App and web page records
========

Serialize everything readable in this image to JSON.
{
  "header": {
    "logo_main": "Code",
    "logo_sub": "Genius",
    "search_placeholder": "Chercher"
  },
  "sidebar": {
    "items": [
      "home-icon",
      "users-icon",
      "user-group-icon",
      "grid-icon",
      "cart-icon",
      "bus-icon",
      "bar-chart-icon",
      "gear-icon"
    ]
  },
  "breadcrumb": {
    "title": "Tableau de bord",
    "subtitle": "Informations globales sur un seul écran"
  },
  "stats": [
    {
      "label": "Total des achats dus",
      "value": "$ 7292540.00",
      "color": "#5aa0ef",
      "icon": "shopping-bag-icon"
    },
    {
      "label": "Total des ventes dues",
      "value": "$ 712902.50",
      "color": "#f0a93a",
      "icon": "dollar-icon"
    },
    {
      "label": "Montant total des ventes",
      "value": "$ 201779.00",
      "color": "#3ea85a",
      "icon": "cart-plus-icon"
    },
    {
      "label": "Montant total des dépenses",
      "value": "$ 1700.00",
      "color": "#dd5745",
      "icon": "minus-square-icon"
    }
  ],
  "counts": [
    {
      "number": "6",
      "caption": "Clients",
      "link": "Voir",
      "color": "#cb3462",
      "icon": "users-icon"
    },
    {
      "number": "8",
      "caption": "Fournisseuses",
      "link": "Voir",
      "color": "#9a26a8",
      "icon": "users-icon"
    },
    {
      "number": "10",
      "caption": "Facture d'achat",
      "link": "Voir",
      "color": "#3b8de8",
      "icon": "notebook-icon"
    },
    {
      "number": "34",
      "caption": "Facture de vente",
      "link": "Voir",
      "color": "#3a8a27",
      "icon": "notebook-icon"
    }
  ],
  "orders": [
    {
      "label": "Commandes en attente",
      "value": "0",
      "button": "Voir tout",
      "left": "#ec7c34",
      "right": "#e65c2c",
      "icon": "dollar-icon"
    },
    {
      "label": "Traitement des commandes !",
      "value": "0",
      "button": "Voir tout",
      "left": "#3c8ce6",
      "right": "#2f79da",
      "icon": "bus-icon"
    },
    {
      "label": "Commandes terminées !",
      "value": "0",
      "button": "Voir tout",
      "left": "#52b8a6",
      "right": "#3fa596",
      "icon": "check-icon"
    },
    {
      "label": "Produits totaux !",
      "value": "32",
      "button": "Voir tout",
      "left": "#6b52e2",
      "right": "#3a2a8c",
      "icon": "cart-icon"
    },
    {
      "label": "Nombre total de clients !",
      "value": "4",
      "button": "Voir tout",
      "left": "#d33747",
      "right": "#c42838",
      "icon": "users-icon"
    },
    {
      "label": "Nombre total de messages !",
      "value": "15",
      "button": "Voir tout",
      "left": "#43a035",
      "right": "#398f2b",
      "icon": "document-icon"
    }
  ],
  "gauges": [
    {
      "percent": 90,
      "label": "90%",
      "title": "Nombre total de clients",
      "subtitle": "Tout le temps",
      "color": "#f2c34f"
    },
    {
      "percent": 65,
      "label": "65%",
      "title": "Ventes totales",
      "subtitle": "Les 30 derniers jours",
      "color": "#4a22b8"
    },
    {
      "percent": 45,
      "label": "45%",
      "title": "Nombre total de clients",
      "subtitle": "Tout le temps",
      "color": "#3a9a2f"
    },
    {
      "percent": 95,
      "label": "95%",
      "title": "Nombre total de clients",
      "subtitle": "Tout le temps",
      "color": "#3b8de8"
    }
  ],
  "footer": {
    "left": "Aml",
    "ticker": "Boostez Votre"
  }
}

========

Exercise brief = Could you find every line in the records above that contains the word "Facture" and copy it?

Answer for the task =
      "caption": "Facture d'achat",
      "caption": "Facture de vente",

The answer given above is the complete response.